▸ **ABOUT THIS EXERCISE**: Exactly as written, please set down all of the entries again, with no pictures.

▸ **DATA TO EXAMINE**:
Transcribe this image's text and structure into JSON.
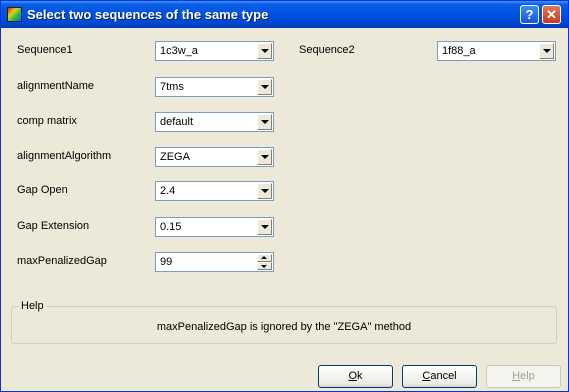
{
  "window": {
    "title": "Select two sequences of the same type",
    "help_glyph": "?",
    "close_glyph": "✕"
  },
  "fields": {
    "sequence1": {
      "label": "Sequence1",
      "value": "1c3w_a"
    },
    "sequence2": {
      "label": "Sequence2",
      "value": "1f88_a"
    },
    "alignment_name": {
      "label": "alignmentName",
      "value": "7tms"
    },
    "comp_matrix": {
      "label": "comp matrix",
      "value": "default"
    },
    "alignment_algorithm": {
      "label": "alignmentAlgorithm",
      "value": "ZEGA"
    },
    "gap_open": {
      "label": "Gap Open",
      "value": "2.4"
    },
    "gap_extension": {
      "label": "Gap Extension",
      "value": "0.15"
    },
    "max_penalized_gap": {
      "label": "maxPenalizedGap",
      "value": "99"
    }
  },
  "help": {
    "title": "Help",
    "text": "maxPenalizedGap is ignored by the \"ZEGA\" method"
  },
  "buttons": {
    "ok_mnemonic": "O",
    "ok_rest": "k",
    "cancel_mnemonic": "C",
    "cancel_rest": "ancel",
    "help_mnemonic": "H",
    "help_rest": "elp"
  }
}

▸ **ANSWER SECTION**:
Transcribe this image's text and structure into JSON.
{
  "window": {
    "title": "Select two sequences of the same type",
    "help_glyph": "?",
    "close_glyph": "✕"
  },
  "fields": {
    "sequence1": {
      "label": "Sequence1",
      "value": "1c3w_a"
    },
    "sequence2": {
      "label": "Sequence2",
      "value": "1f88_a"
    },
    "alignment_name": {
      "label": "alignmentName",
      "value": "7tms"
    },
    "comp_matrix": {
      "label": "comp matrix",
      "value": "default"
    },
    "alignment_algorithm": {
      "label": "alignmentAlgorithm",
      "value": "ZEGA"
    },
    "gap_open": {
      "label": "Gap Open",
      "value": "2.4"
    },
    "gap_extension": {
      "label": "Gap Extension",
      "value": "0.15"
    },
    "max_penalized_gap": {
      "label": "maxPenalizedGap",
      "value": "99"
    }
  },
  "help": {
    "title": "Help",
    "text": "maxPenalizedGap is ignored by the \"ZEGA\" method"
  },
  "buttons": {
    "ok_mnemonic": "O",
    "ok_rest": "k",
    "cancel_mnemonic": "C",
    "cancel_rest": "ancel",
    "help_mnemonic": "H",
    "help_rest": "elp"
  }
}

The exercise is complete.